The activists of today

Following 2020, and the renewed spotlight it has put on race relations within a deeply divided America, Sarsour continued to point out how protestors are receiving the same kind of treatment that the Black Panthers did in the '60s.

Explaining how she was charged with a felony for sitting on the lawn of Kentucky Attorney General Daniel Cameron’s house, she said that the media is largely responsible for the "defamation" of activists who are striving for change in the current moment. Quoting Ida B Wells, she adds: "Those who commit the murders write the reports.

"We see the brutalization of our communities. We watch police murders happen probably on a daily basis. And interestingly enough, connecting the dots even with things like Breonna Taylor - if you watch - whether it be Judas and the Black Messiah - or you documentaries, oftentimes, it was no-knock warrants that were used to go into Black Panther headquarters or to target members of the Black Panther party. And that is the same no-knock warrant that murdered Breonna Taylor. So for me, the legacy of the Black Panther party continues today.

"We could literally create the entire Judas and the Black Messiah film right now today and swap out Chairman Hampton and put in activists of today. The same brutal police forces that brutalized the Black Panthers and political activists at that time are still the most brutal police forces today," she concludes.
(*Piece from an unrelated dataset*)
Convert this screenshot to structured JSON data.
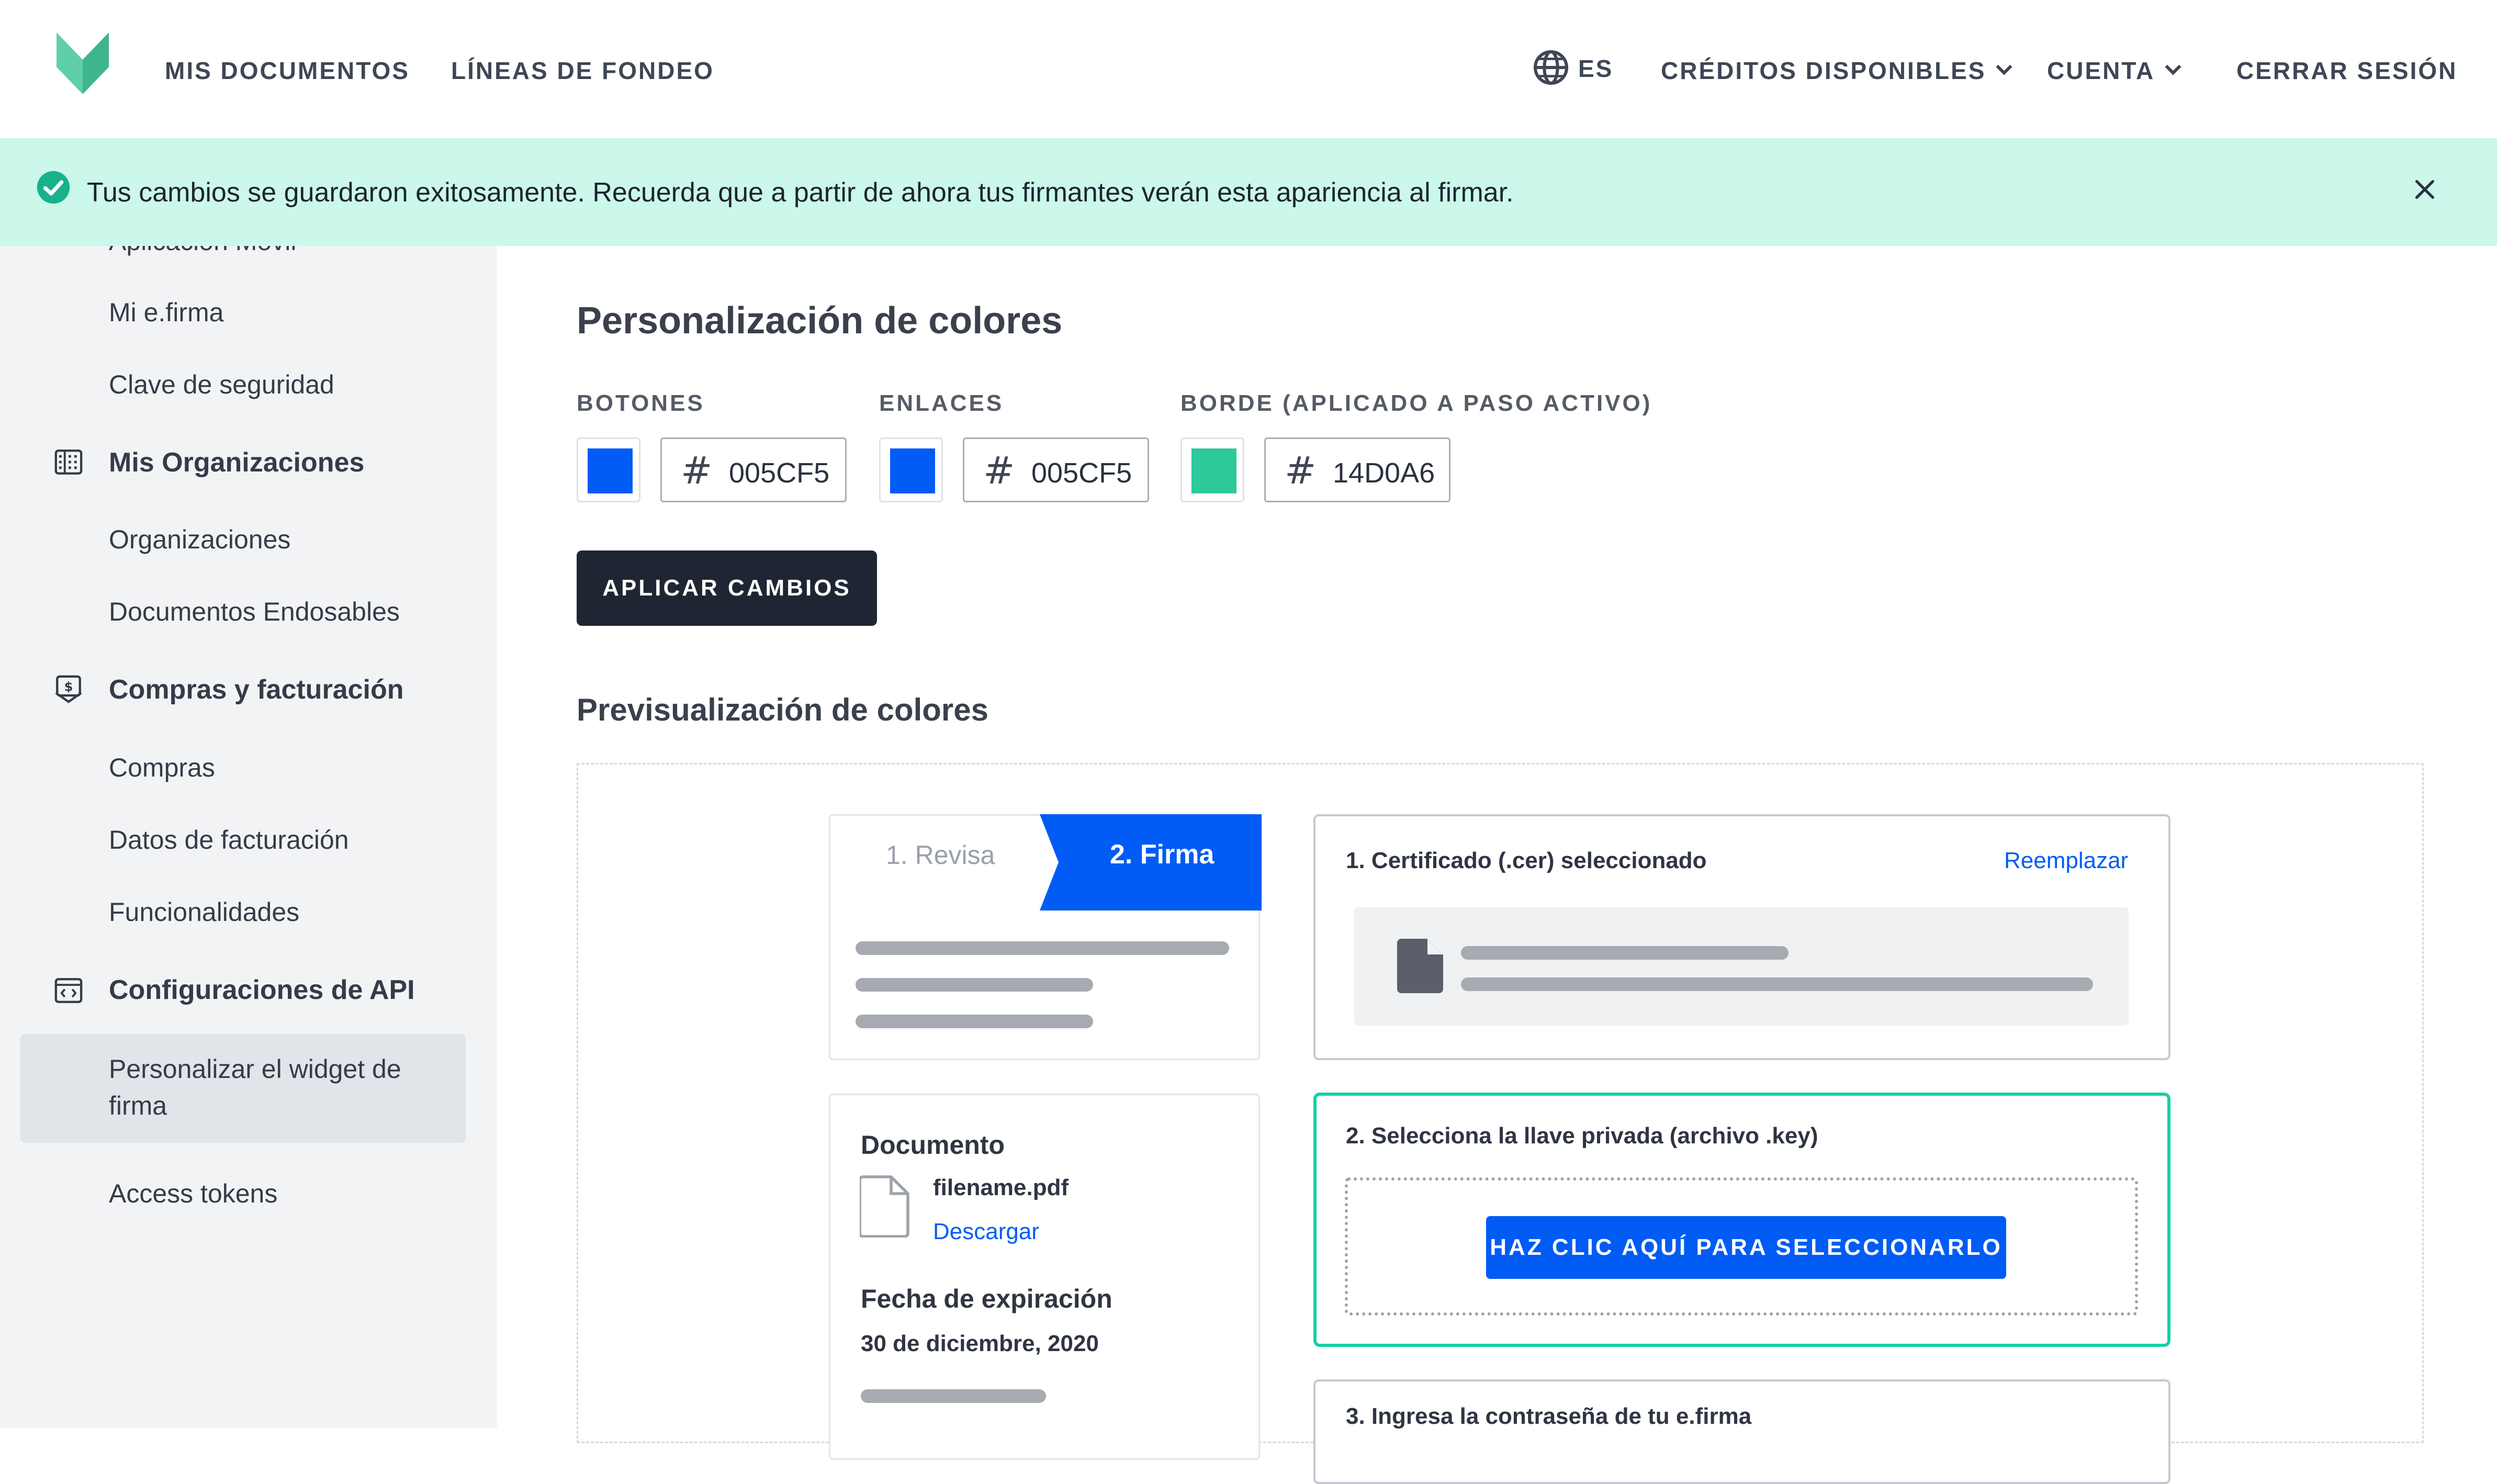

*Black History Month – to fully understand the present, we must educate ourselves on the past.